The answer must consist of each line below that contains the word "screenshot", copied in full.

(DATA SHOWN)

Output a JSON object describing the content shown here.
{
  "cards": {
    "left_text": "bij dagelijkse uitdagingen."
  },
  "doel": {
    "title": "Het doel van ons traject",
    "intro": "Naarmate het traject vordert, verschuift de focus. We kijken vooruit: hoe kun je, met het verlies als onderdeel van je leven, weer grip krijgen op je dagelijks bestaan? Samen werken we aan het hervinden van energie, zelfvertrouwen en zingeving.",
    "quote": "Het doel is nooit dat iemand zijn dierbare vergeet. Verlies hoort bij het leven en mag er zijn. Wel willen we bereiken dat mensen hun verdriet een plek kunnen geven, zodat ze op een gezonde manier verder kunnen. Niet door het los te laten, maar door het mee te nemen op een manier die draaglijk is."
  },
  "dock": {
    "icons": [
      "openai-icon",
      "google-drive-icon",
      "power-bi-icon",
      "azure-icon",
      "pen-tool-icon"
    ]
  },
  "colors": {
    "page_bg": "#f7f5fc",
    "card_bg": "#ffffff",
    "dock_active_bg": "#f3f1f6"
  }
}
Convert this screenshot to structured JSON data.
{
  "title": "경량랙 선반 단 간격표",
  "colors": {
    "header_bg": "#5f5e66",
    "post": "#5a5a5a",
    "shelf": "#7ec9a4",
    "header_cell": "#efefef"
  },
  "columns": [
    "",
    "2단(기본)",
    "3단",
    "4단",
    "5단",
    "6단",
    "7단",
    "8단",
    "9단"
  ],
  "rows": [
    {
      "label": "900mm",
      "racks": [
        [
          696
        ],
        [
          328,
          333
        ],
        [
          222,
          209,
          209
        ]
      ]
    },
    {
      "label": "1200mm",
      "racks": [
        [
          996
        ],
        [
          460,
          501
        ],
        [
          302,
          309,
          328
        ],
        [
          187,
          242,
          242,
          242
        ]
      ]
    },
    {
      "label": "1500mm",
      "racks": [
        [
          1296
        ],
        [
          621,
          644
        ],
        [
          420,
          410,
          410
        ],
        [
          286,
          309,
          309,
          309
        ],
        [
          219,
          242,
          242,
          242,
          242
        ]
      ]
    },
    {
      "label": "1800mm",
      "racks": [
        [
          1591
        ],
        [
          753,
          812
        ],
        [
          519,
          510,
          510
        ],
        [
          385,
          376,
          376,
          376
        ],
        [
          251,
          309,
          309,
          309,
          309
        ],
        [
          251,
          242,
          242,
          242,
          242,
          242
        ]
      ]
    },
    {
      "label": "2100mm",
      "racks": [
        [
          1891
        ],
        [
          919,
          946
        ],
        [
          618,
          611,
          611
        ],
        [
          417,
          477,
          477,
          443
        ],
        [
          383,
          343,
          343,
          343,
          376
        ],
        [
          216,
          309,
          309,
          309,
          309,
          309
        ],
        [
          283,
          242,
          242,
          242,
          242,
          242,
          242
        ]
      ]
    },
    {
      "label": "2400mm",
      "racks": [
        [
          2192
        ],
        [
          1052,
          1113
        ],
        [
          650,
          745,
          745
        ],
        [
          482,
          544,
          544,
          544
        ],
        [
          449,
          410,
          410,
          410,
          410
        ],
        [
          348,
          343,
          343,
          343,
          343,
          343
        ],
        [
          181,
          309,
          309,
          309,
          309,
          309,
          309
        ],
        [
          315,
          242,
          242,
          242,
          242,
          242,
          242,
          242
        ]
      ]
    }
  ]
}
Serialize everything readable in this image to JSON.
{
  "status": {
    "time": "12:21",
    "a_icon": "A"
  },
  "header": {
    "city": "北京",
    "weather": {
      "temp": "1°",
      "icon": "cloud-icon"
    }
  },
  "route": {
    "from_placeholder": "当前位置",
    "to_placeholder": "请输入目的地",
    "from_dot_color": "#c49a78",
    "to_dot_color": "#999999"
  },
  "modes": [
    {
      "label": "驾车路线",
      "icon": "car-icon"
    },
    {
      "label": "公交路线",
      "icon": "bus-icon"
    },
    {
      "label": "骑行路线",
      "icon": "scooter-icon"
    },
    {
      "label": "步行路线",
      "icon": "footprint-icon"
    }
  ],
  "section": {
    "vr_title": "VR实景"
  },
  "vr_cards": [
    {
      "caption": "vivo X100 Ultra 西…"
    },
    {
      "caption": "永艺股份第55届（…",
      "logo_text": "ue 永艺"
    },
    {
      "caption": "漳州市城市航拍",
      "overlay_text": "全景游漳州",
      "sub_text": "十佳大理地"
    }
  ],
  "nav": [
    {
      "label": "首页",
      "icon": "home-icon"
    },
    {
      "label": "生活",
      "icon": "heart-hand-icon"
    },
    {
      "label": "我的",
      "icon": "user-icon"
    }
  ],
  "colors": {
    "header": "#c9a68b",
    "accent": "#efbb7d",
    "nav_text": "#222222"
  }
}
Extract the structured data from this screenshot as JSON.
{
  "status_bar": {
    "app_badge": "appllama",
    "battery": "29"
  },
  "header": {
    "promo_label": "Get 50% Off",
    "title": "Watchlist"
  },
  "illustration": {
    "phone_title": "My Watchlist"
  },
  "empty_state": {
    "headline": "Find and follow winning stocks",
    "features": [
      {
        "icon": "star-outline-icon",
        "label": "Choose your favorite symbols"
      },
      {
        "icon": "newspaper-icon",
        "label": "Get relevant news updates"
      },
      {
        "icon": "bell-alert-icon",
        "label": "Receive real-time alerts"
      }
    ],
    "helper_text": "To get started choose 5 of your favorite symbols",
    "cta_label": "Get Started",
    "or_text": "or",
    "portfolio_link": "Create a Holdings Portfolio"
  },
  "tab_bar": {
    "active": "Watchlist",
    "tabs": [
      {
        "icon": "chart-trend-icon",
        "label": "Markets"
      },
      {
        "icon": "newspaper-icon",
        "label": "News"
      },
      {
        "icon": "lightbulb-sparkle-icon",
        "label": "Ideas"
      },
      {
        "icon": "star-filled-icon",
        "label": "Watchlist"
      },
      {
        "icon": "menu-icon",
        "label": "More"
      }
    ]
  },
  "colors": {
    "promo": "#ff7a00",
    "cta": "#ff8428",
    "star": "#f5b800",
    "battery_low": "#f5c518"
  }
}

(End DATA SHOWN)

◆ EXPECTED OUTPUT:
Convert this screenshot to structured JSON data.
Extract the structured data from this screenshot as JSON.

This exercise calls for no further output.